Blood vessels comprise three layers, each of which fulfills a unique role in the function and stability of blood vessels: The innermost layer (the intima) is lined with endothelial cells that regulate the exchange between the blood and tissues; the medial layer (the media) consists of smooth muscle cells that regulate the tone of the blood vessel; and the outermost layer (the adventitia) contains various cell types and connective tissue to provide structural integrity and stability to the blood vessels. The intima is highly sensitive to pathologic conditions, such as atherosclerosis and hypertension, but also vascular occlusion due to stent implantation (also called in-stent restenosis). When the intima is damaged, the blood vessel undergoes remodeling, whereby smooth muscle cells in the media multiply and result in the blocking of the vessel wall. While adventitial cells are also known to contribute to this process, how and to what extent they do so remains unknown.

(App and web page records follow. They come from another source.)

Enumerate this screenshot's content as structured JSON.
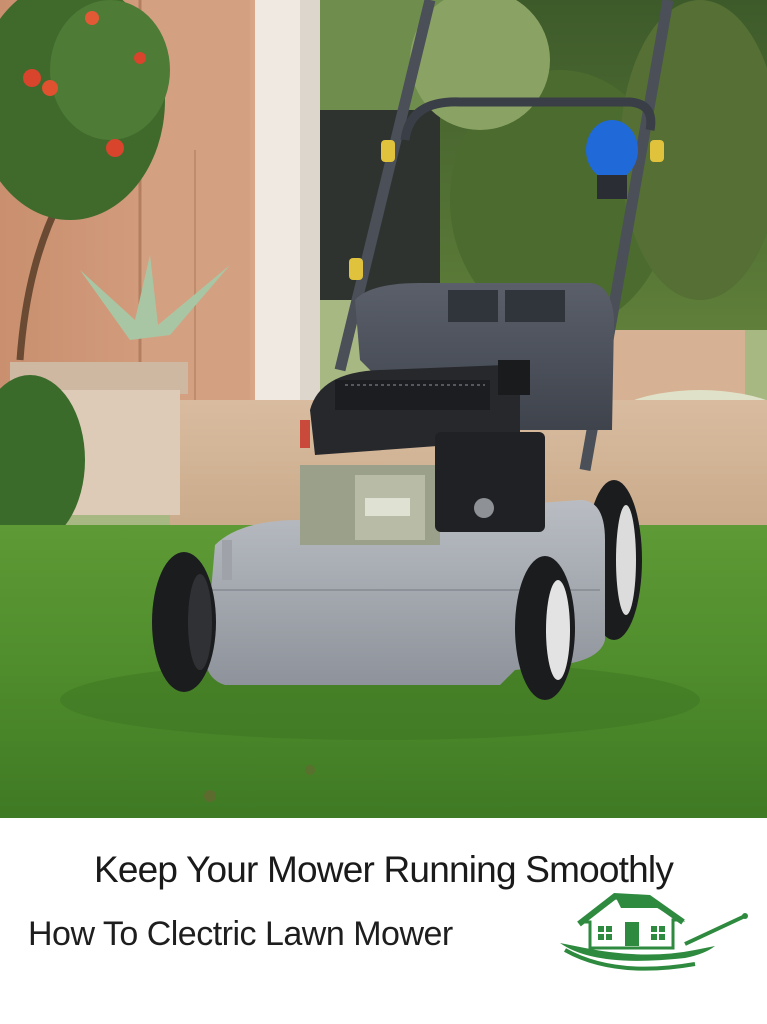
{
  "caption": {
    "headline": "Keep Your Mower Running Smoothly",
    "subheadline": "How To Clectric Lawn Mower"
  },
  "logo": {
    "icon": "house-mower-logo",
    "color": "#2e8a3e"
  },
  "photo": {
    "subject": "lawn-mower-photo"
  }
}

“Neointima formation is a major complication of vascular disorders and stent implantations,” says lead author of the study Assistant Professor Kenichi Kimura. “Because they contribute to the overall morbidity and mortality of patients, it’s important to understand the mechanism leading to neointima formation, so we can provide a therapeutic approach to patients. The role of the media in neointima formation has been heavily studied in the past. Therefore, in this study we wanted to understand how adventitial cells may contribute to it.”

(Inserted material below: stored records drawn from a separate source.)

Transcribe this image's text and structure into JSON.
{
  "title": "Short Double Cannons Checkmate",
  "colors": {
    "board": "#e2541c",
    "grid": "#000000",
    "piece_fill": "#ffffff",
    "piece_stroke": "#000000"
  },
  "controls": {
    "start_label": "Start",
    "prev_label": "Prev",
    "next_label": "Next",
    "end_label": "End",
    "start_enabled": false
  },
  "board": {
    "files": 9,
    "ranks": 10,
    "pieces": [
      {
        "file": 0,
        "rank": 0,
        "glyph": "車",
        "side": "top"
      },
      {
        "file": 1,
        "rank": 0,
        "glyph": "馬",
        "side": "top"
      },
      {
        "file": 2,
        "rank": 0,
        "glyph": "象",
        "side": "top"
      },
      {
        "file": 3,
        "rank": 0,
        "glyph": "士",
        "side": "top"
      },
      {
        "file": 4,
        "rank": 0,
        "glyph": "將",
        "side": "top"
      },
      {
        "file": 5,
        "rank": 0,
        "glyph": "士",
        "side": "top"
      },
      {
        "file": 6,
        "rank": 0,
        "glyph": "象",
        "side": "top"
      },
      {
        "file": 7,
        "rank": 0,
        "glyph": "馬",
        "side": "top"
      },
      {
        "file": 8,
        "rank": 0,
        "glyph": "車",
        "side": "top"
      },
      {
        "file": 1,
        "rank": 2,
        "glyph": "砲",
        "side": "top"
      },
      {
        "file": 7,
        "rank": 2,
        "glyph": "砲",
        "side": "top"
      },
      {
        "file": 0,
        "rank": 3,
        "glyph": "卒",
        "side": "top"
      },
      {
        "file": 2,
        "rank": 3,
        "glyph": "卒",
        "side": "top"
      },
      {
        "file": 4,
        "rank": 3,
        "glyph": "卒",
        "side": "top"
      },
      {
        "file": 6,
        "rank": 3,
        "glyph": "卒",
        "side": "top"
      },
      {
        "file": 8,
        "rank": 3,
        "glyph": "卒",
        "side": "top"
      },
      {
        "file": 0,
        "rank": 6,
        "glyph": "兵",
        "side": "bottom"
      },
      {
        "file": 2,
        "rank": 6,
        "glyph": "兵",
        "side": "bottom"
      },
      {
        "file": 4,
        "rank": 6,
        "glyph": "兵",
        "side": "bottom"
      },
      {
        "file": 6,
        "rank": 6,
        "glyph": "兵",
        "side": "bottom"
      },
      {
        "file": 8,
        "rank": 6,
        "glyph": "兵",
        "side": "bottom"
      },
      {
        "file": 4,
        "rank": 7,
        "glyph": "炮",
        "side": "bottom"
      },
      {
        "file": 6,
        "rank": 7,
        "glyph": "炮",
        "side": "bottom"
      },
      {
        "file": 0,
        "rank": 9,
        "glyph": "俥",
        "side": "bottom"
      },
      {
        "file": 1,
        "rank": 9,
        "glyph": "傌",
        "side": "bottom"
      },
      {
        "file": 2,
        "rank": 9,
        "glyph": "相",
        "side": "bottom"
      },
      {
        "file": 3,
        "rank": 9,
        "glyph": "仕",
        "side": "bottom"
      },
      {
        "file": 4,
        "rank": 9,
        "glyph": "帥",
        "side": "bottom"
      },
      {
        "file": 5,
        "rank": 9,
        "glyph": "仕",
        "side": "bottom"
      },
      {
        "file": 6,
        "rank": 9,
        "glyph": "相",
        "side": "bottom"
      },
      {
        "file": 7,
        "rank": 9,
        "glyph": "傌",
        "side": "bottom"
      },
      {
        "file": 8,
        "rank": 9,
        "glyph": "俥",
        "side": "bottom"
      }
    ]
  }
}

To achieve their goal, the researchers used lineage tracing and marked PDGFRa+ cells of mice with a fluorescent protein. By doing so, they were able to identify and track cell populations and their progeny over time. To understand how PDGFRa+ cells contribute to neointima formation, the researchers applied three different types of injury to blood vessels of mice: Carotid artery ligation (tying off the major blood vessel in the neck), denudation (using a wire to injure the blood vessel from within) and pressure overload (tying off the aorta to increase the blood pressure in the vessels arising from the aorta).

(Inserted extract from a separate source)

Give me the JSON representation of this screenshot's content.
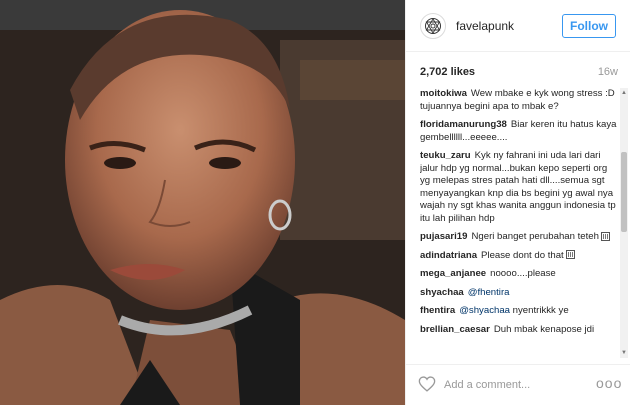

Intriguingly, the researchers found that the responses of the PDGFRa+ cells differed depending on the type of injury. While these cells populated the neointima slowly and developed into immature vessel muscle cells after carotid artery ligation, this process was accelerated in the case of denudation injury and PDGFRa+ cells developed into mature vessel smooth muscle cells. Furthermore, after pressure overload injury, PDGFRa+ cells proliferated in the adventitia and produced connective tissue there. “These are striking results that show how PDGFRa+ cells exhibit a context-dependent response to vascular injuries. We hope that our findings may help provide a new therapeutic avenue for patients affected by neointima formation and vessel occlusion,” says Professor Hiromi Yanagisawa.